= Prompt =
What lines in the records include the string "kbit"? Return each one.

= Input data =
*****

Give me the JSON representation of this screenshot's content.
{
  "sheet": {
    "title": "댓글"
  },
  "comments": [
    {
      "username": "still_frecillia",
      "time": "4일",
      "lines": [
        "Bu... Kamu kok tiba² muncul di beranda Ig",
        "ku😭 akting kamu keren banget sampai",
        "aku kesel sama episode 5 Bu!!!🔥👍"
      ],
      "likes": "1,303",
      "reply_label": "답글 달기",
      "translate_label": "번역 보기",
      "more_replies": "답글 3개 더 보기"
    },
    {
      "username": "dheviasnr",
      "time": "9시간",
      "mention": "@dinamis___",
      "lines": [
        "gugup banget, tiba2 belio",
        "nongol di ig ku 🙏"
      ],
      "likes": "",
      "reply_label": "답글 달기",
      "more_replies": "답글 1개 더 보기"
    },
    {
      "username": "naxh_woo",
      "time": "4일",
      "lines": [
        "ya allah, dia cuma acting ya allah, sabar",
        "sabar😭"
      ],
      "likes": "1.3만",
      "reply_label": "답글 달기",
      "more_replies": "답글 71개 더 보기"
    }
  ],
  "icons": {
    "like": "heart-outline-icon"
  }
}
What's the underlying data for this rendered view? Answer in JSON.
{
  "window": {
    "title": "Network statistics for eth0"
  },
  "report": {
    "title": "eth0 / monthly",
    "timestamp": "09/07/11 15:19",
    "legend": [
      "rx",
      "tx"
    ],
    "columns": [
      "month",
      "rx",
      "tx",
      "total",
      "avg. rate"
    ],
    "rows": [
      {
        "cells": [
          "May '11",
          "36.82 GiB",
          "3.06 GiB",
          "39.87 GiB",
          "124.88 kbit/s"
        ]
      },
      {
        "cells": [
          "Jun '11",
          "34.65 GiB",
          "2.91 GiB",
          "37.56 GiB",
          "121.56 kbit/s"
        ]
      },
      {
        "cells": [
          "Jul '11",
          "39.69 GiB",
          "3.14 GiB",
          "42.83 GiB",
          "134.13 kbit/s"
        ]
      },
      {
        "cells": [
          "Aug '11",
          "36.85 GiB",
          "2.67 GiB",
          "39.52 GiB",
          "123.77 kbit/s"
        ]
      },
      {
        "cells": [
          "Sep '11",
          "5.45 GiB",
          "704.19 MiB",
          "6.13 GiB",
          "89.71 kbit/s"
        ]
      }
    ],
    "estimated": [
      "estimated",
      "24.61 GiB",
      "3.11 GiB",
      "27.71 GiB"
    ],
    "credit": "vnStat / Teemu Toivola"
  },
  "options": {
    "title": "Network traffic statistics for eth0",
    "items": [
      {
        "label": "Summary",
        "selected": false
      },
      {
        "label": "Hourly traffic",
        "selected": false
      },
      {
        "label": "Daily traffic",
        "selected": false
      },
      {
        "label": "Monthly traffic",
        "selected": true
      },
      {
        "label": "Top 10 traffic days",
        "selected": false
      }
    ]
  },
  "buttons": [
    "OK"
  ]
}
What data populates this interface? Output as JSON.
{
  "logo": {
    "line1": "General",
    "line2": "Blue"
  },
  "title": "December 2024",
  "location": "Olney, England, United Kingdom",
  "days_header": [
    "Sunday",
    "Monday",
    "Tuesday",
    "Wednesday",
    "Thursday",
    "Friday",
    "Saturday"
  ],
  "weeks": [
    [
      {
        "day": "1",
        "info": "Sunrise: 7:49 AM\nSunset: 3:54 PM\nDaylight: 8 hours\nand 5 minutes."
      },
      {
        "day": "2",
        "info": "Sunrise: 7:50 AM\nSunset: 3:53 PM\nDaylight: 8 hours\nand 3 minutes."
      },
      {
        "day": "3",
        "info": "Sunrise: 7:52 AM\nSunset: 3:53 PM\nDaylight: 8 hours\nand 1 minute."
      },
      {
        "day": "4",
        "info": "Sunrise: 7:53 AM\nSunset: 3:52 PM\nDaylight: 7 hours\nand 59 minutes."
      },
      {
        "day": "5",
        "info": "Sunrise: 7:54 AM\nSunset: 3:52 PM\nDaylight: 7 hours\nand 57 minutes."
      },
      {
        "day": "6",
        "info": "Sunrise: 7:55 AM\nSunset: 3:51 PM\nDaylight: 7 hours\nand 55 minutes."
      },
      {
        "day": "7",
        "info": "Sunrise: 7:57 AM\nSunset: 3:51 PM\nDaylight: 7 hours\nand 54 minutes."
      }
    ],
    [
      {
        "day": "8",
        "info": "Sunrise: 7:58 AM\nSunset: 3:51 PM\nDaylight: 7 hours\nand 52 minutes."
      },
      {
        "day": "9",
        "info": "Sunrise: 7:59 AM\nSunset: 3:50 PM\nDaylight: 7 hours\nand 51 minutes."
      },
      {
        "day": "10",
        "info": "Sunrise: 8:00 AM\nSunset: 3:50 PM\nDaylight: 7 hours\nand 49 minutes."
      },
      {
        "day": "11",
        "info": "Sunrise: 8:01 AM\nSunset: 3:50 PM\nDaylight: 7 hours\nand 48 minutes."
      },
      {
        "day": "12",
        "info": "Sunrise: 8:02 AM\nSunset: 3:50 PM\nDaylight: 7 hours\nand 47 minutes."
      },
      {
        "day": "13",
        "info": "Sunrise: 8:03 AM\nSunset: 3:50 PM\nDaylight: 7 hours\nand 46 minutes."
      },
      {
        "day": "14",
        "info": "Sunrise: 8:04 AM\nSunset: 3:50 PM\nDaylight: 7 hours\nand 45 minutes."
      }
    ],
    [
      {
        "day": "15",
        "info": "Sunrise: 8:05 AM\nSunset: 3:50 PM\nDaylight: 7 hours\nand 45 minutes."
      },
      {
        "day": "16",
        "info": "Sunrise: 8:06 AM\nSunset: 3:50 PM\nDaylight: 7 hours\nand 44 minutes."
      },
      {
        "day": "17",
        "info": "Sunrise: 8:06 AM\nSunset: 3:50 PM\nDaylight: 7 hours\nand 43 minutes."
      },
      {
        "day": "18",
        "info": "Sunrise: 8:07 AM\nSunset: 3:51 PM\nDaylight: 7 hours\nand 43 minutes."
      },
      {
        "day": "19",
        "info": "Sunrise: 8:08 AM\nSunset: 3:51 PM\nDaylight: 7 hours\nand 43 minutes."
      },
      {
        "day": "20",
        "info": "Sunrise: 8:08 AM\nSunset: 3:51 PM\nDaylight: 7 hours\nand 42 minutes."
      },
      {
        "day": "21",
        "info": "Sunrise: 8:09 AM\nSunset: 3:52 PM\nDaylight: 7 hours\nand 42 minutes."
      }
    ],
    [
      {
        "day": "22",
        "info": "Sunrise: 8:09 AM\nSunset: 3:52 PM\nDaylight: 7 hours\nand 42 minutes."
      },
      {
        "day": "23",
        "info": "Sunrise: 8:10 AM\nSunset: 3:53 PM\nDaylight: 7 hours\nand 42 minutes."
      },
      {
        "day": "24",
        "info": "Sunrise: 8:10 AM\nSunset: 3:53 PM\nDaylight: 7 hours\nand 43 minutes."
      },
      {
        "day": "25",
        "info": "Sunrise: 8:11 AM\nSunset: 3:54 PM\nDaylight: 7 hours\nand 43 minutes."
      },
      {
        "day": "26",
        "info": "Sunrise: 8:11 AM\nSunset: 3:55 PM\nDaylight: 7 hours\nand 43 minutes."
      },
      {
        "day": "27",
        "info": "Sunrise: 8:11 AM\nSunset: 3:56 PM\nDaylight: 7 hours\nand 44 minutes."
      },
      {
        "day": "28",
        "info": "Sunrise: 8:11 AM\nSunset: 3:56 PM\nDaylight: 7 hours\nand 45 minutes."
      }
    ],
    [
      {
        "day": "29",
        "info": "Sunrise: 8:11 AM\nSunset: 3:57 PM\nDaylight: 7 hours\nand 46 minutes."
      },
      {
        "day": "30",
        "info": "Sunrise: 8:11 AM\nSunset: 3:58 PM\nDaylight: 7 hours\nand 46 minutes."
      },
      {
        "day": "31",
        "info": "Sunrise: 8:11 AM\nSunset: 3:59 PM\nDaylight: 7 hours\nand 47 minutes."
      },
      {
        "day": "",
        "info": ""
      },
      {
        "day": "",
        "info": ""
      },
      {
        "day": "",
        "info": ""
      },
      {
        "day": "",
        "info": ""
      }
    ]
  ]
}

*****

= Output =
          "124.88 kbit/s"
          "121.56 kbit/s"
          "134.13 kbit/s"
          "123.77 kbit/s"
          "89.71 kbit/s"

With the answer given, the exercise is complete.